As I’ve argued before, Islam is not a religion of peace; nor is it a religion of war and hatred. It is a complex set of writings, traditions, and schools of thought that are sufficiently complex to allow virtually any set of worldviews to be hung on its framework. (Like, as it turns out, every major religion). Islam is what its adherents make it to be; no more, no less.
The Saudis pour huge amounts of money into funding the spread of the fascist vision of Islam: their support for madrassas of the Wahhabist school is a basic fact of the modern Muslim world.
We need to ensure that an alternative offensive is mounted. Perhaps not directly — the taint of America might be enough to doom such an effort — but however it is done, we must make certain that a modern, open version of Islam is promoted just as vigorously as the Saudi’s spread their hate-filled one.
The military offensives in this war are vital; and Martin had it exactly right when he said yesterday that “we can no longer tolerate tyranny… it is a matter of survival”. There is a long list of regimes that must go; Iraq is only the first of many.
But the real enemy in this war is not Al Qaeda; it is not Iraq. It is fascist Islam itself. And while we can destroy its adherents with military force, we cannot destroy an ideology without presenting an alternative to take its place.
Perhaps bin Talal will be our ally in that effort. But if not him, it must be somebody. Because no matter how many times we say “Islam is a religion of peace”, it won’t be true until those within Islam itself make it true.
Update: Howard Owens points out another Muslim voice willing to speak truth.
Late Update 9/14: Commenter “JB” asks:
Dear Bear: Why do commentators (like you and Daniel Pipes) keep saying that we need to promote moderate Islam? Why should Americans support the promotion of a religion that most of us devoutly reject? Why aren’t we being encouraged to promote Christianity instead? I think there is some unconscious multiculturalism going on here, that leads you to struggle with finding a positive spin on Islam, an immature religion still mired in an ancient theology of warfare and coercion, rather than encouraging a faith that centuries ago evolved beyond that destructive stage.

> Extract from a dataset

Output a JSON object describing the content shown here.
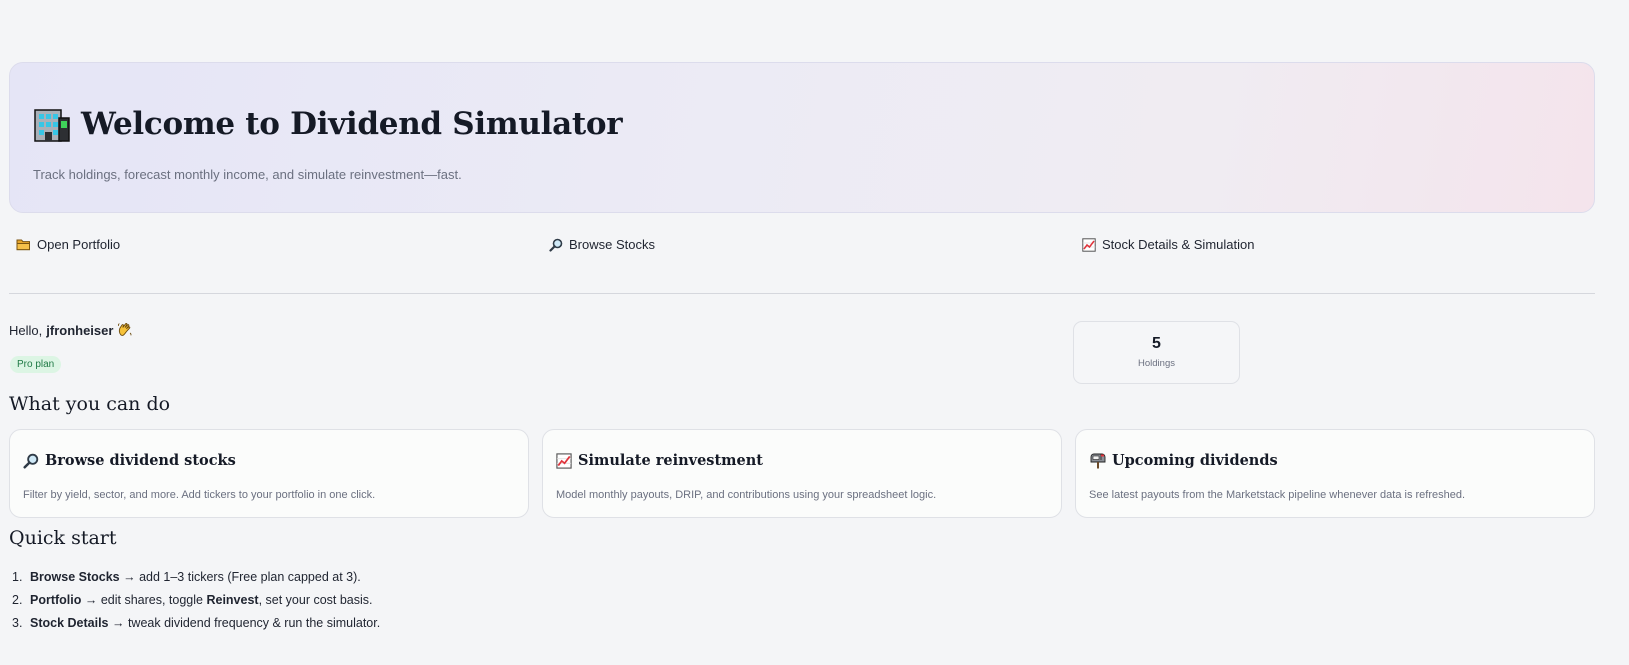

Well JB, if I had my choice, I’d like to be able to convince everyone in the world to abandon all religion. (Note the word “convince”: not “coerce”). I agree with you that Christianity has, for the most part, shifted into a phase where it does not suffer from the violent perversions Islam currently suffers. (I would say “evolved”, but I’m not entirely sure the path is linear and always growing towards a more benevolent end — Christianity could swing back to barbarism at some point in the future, imho). However, I don’t think we should try to convert the Muslim world to Christianity for the same reason I don’t think we should try to convince them to become atheists: because it just ain’t gonna happen. It’s not realistic at all to say we’re going to encourage all the Muslim nations of the earth to completely abandon their chosen faith. No way, no how: do not pass go, do not collect $200.
It is realistic to hope, however, that they might choose a more moderate, peaceful version of that faith — and therefore, it makes sense to me that we should encourage that path wherever possible.